■ TASK INSTRUCTIONS:
How many lines in the data below include the word "title"? Respond with the number, nothing more.

++++++

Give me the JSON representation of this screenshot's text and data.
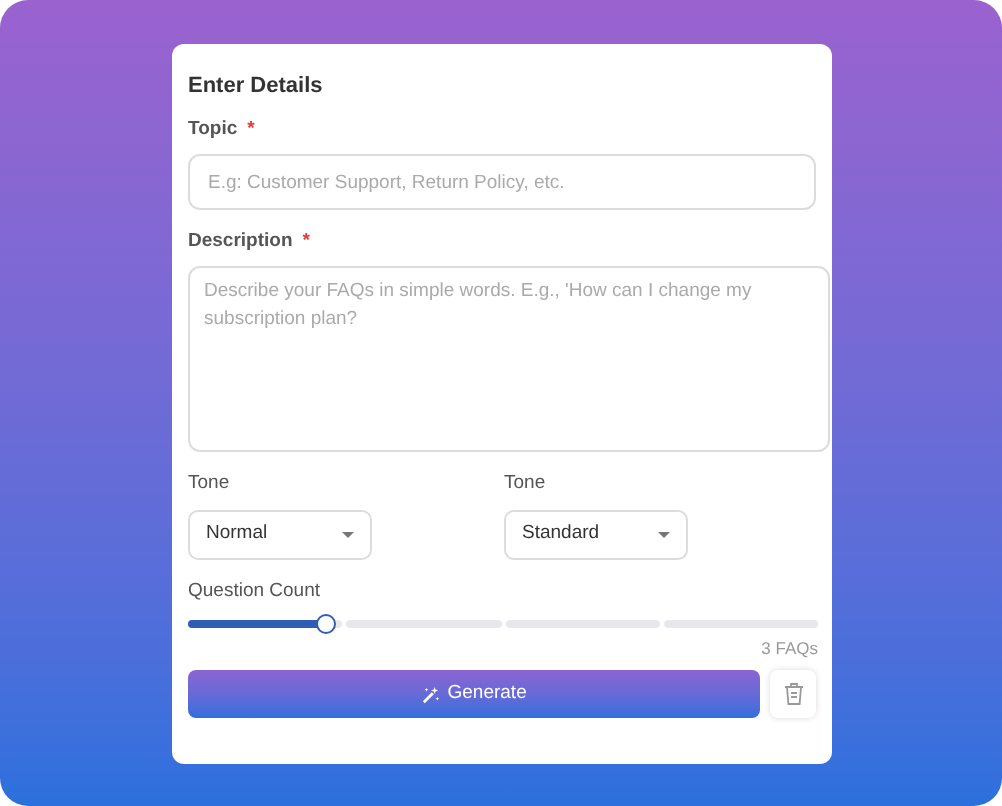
{
  "title": "Enter Details",
  "topic": {
    "label": "Topic",
    "required_mark": "*",
    "placeholder": "E.g: Customer Support, Return Policy, etc."
  },
  "description": {
    "label": "Description",
    "required_mark": "*",
    "placeholder": "Describe your FAQs in simple words. E.g., 'How can I change my subscription plan?"
  },
  "selects": [
    {
      "label": "Tone",
      "value": "Normal"
    },
    {
      "label": "Tone",
      "value": "Standard"
    }
  ],
  "question_count": {
    "label": "Question Count",
    "level": 0.22,
    "reading": "3 FAQs"
  },
  "generate_button": {
    "label": "Generate"
  }
}
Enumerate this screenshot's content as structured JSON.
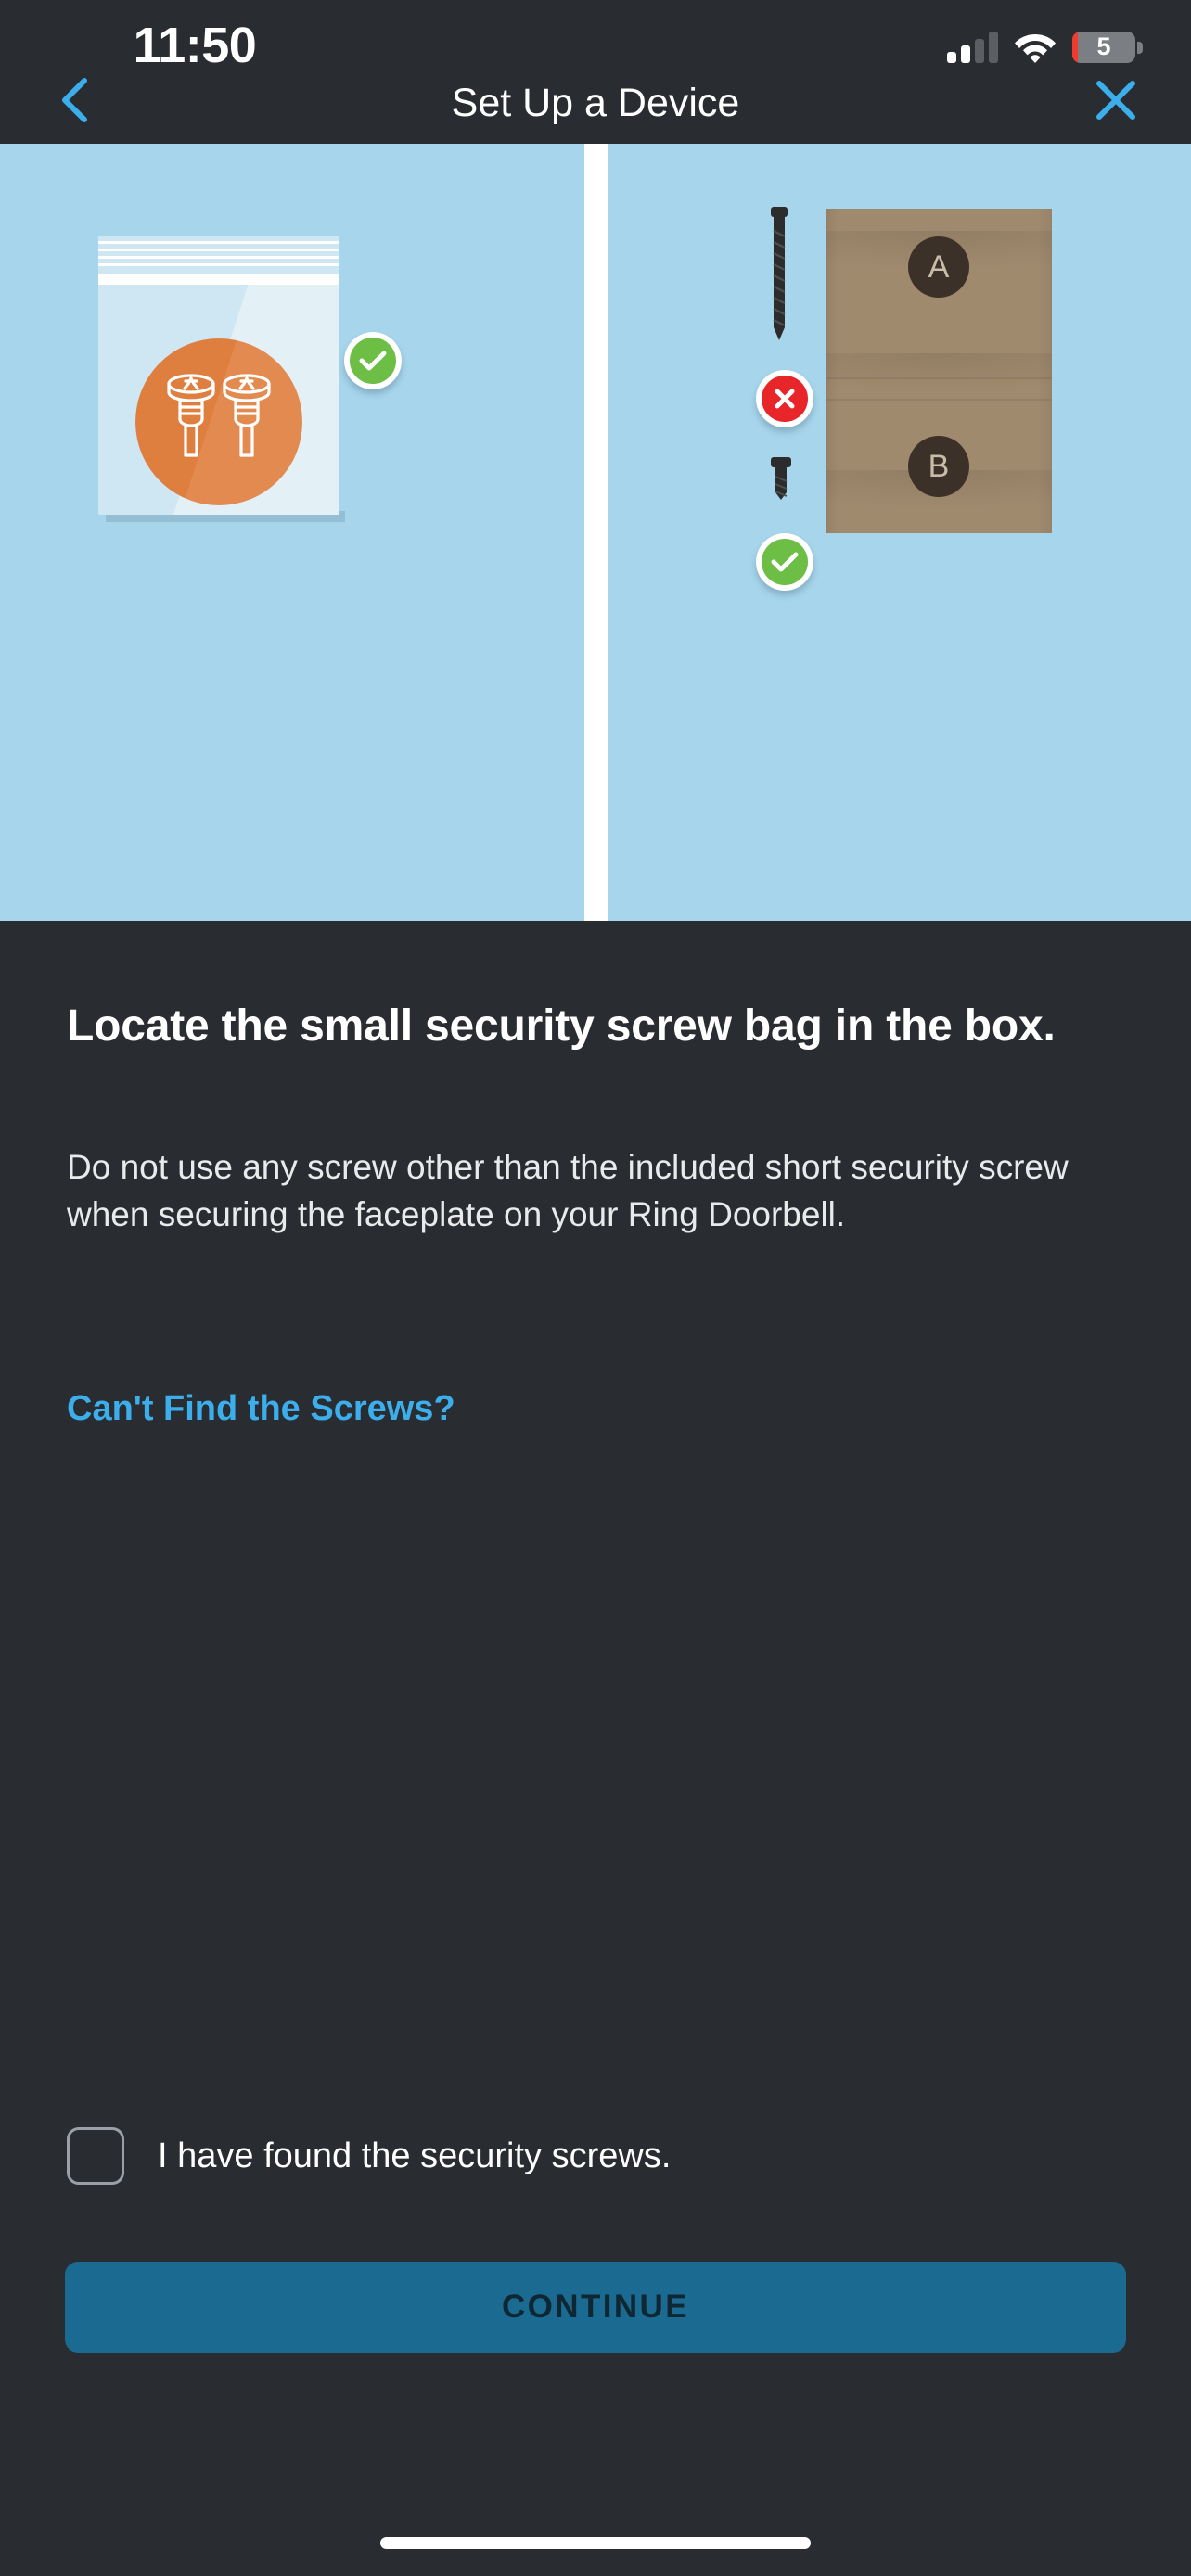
{
  "status_bar": {
    "time": "11:50",
    "signal_icon": "cellular-signal-icon",
    "signal_bars_filled": 2,
    "signal_bars_total": 4,
    "wifi_icon": "wifi-icon",
    "battery_icon": "battery-icon",
    "battery_level": "5",
    "battery_low_color": "#F03B2D"
  },
  "nav": {
    "back_icon": "chevron-left-icon",
    "title": "Set Up a Device",
    "close_icon": "close-x-icon",
    "accent_color": "#3BAEEB"
  },
  "illustration": {
    "background_color": "#A6D5EC",
    "left_panel": {
      "name": "security-screw-bag-illustration",
      "bag_icon": "ziplock-bag-icon",
      "screws_icon": "two-short-screws-icon",
      "highlight_color": "#DF7F3F",
      "badge": {
        "icon": "check-badge-icon",
        "state": "correct",
        "color": "#6CBE45"
      }
    },
    "right_panel": {
      "name": "screw-comparison-illustration",
      "long_screw": {
        "icon": "long-screw-icon",
        "badge_icon": "x-badge-icon",
        "state": "incorrect",
        "color": "#E8262A"
      },
      "short_screw": {
        "icon": "short-security-screw-icon",
        "badge_icon": "check-badge-icon",
        "state": "correct",
        "color": "#6CBE45"
      },
      "envelope": {
        "icon": "cardboard-envelope-icon",
        "color": "#A08A6E",
        "labels": [
          "A",
          "B"
        ]
      }
    }
  },
  "content": {
    "title": "Locate the small security screw bag in the box.",
    "body": "Do not use any screw other than the included short security screw when securing the faceplate on your Ring Doorbell.",
    "help_link": "Can't Find the Screws?"
  },
  "bottom": {
    "checkbox_label": "I have found the security screws.",
    "checkbox_checked": false,
    "continue_label": "CONTINUE",
    "continue_color": "#1A6A91",
    "continue_enabled": false
  }
}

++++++

■ ANSWER FOR THE TASK:
3